Page and application data records:
----

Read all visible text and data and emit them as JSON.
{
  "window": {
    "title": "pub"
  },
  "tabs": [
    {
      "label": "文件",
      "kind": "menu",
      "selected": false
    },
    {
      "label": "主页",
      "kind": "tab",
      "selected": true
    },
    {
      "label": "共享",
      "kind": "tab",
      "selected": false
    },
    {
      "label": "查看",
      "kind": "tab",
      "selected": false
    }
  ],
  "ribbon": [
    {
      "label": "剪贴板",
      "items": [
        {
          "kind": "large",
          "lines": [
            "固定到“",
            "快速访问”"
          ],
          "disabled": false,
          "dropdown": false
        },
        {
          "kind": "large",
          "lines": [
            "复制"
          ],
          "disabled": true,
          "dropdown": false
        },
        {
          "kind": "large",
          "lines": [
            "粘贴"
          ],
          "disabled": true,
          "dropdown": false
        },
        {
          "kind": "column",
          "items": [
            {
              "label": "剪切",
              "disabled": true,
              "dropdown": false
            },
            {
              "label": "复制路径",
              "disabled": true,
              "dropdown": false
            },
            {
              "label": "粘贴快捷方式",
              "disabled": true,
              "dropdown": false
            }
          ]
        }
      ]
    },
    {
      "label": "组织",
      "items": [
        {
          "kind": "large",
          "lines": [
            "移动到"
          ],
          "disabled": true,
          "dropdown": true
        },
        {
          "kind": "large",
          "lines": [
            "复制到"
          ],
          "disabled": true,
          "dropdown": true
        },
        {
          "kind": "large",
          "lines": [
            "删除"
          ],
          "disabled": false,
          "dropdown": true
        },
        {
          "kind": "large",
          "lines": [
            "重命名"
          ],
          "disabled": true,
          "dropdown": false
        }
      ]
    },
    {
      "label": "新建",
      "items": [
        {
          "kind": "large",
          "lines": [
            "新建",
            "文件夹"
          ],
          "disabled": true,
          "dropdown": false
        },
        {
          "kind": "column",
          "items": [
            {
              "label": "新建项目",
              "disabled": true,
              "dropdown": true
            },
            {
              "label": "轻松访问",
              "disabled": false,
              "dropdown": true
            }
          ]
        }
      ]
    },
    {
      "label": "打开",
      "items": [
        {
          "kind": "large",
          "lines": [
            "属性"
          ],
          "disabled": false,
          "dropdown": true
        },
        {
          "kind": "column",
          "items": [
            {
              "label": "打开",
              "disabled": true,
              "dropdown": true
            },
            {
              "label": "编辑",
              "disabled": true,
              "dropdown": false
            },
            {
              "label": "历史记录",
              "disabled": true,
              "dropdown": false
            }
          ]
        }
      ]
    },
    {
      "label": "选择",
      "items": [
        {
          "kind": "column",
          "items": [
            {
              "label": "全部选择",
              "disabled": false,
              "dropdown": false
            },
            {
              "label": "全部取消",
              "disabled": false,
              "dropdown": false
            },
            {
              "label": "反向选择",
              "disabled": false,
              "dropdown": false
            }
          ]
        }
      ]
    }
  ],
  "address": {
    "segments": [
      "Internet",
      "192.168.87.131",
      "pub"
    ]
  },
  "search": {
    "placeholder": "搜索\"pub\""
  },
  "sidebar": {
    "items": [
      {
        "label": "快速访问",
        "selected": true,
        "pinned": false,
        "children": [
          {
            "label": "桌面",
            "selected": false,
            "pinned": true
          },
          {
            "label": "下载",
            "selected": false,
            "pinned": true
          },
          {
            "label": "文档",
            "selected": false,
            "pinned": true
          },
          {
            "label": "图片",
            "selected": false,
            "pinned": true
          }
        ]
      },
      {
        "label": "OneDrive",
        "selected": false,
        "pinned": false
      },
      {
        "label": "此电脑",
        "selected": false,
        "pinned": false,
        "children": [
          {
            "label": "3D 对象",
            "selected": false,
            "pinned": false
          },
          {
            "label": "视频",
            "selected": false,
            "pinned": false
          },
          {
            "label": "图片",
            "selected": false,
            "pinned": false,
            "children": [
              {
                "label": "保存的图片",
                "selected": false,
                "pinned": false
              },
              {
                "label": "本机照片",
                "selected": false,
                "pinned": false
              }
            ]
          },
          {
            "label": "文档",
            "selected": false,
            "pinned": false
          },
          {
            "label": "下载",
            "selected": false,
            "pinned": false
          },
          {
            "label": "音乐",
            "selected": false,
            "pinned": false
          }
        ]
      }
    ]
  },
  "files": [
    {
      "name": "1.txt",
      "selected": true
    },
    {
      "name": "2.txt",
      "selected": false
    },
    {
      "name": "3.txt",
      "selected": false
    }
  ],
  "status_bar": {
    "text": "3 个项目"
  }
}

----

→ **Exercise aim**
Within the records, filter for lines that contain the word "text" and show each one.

→ **Output of the exercise**
Read all visible text and data and emit them as JSON.
    "text": "3 个项目"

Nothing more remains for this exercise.